» Record extracts
==============================

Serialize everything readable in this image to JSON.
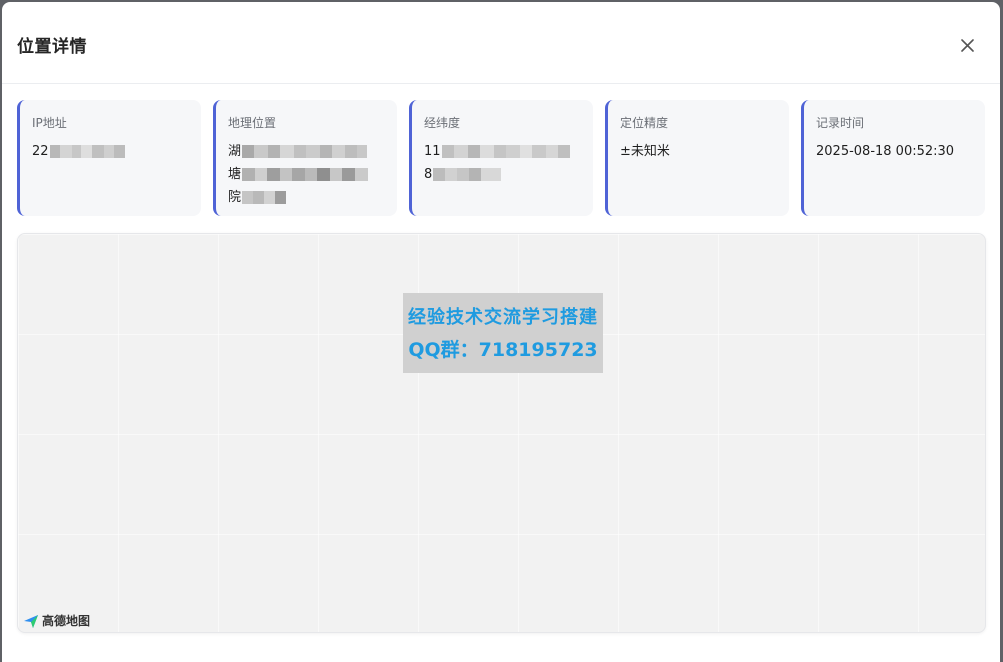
{
  "dialog": {
    "title": "位置详情",
    "close_label": "×"
  },
  "cards": [
    {
      "label": "IP地址",
      "lines": [
        "22"
      ]
    },
    {
      "label": "地理位置",
      "lines": [
        "湖",
        "塘",
        "院"
      ]
    },
    {
      "label": "经纬度",
      "lines": [
        "11",
        "8"
      ]
    },
    {
      "label": "定位精度",
      "lines": [
        "±未知米"
      ]
    },
    {
      "label": "记录时间",
      "lines": [
        "2025-08-18 00:52:30"
      ]
    }
  ],
  "map": {
    "watermark_line1": "经验技术交流学习搭建",
    "watermark_line2": "QQ群：718195723",
    "logo_text": "高德地图"
  },
  "colors": {
    "accent": "#4f63d6",
    "watermark": "#1f9be0"
  },
  "icons": {
    "close": "close-icon",
    "map_logo": "amap-logo-icon"
  }
}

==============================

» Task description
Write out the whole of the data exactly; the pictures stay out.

» Answer to this problem
Serialize everything readable in this image to JSON.
{
  "dialog": {
    "title": "位置详情",
    "close_label": "×"
  },
  "cards": [
    {
      "label": "IP地址",
      "lines": [
        "22"
      ]
    },
    {
      "label": "地理位置",
      "lines": [
        "湖",
        "塘",
        "院"
      ]
    },
    {
      "label": "经纬度",
      "lines": [
        "11",
        "8"
      ]
    },
    {
      "label": "定位精度",
      "lines": [
        "±未知米"
      ]
    },
    {
      "label": "记录时间",
      "lines": [
        "2025-08-18 00:52:30"
      ]
    }
  ],
  "map": {
    "watermark_line1": "经验技术交流学习搭建",
    "watermark_line2": "QQ群：718195723",
    "logo_text": "高德地图"
  },
  "colors": {
    "accent": "#4f63d6",
    "watermark": "#1f9be0"
  },
  "icons": {
    "close": "close-icon",
    "map_logo": "amap-logo-icon"
  }
}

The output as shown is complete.